On this installment of ST, we welcome Paul Kent, Executive Director of Tulsa Habitat for Humanity. This cherished, local nonprofit will mark its 25th anniversary this year --- the national Habitat organization, by the way, is about a dozen or so years older --- and the Tulsa chapter is also on track to build its 300th house in our community this coming fall.
On this edition of ST, a nuts-and-bolts discussion of a topic that few of us actually want to talk about. Nevertheless, our program covers some important ground today; our guest is Scott Taylor Smith, a venture capitalist and lawyer in California, who talks about his new book, "When Someone Dies: The Practical Guide to the Logistics of Death." This is a useful and readable guidebook that is --- as was noted in the Library Home Journal --- "well-organized, succinct, and detailed without being overwhelming....
Everyone knows the Internet is affecting if not entirely changing just about every facet of life today, and one area where this is particularly apparent is that of health and medicine. (Have you ever googled your doctor? Or do you know someone who's done so?
(Please note: This interview originally aired in January of this year.) Our guest on ST is Alexandra Horowitz, author of the bestselling "Inside of a Dog: What Dogs See, Smell, and Know." Horowitz, who teaches psychology, animal behavior, and canine cognition at Barnard College, Columbia University, joins us by phone to talk about her fascinating new volume, which is a collection of essays on how we perceive, discover, and experience the world around us.
Our guest on ST is Tony Knowles, the president of the National Energy Policy Institute (or NEPI) and former governor of Alaska. Based here at the University of Tulsa, and created in 2008 with a donation from the George Kaiser Family Foundation (which also donates funds to Public Radio Tulsa), NEPI is a think-tank aiming to provide policymakers with better research and scholarship with which to design and implement energy policy.
On this installment of ST, we're joined by our old friend and colleague, Jeff Martin, a local writer who's also the coordinator and creator of the popular Book Smart Tulsa reading series, the fiction editor at This Land, and an occasional commentator for this program.
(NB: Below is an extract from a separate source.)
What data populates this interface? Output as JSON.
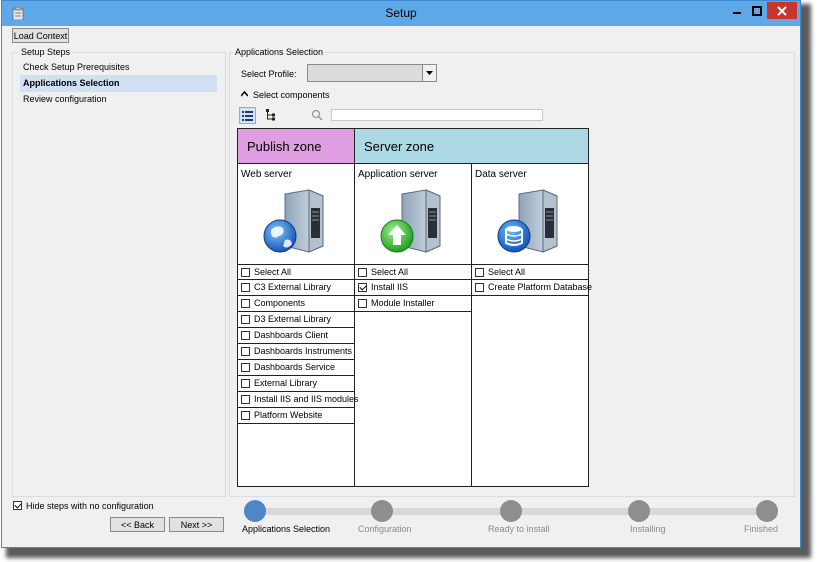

Jeff's newest book, just out, is an fun-to-read trade-paperback collection that brings together many works of short (make that "very short") fiction exploring "an Oklahoma of the mind," so to speak.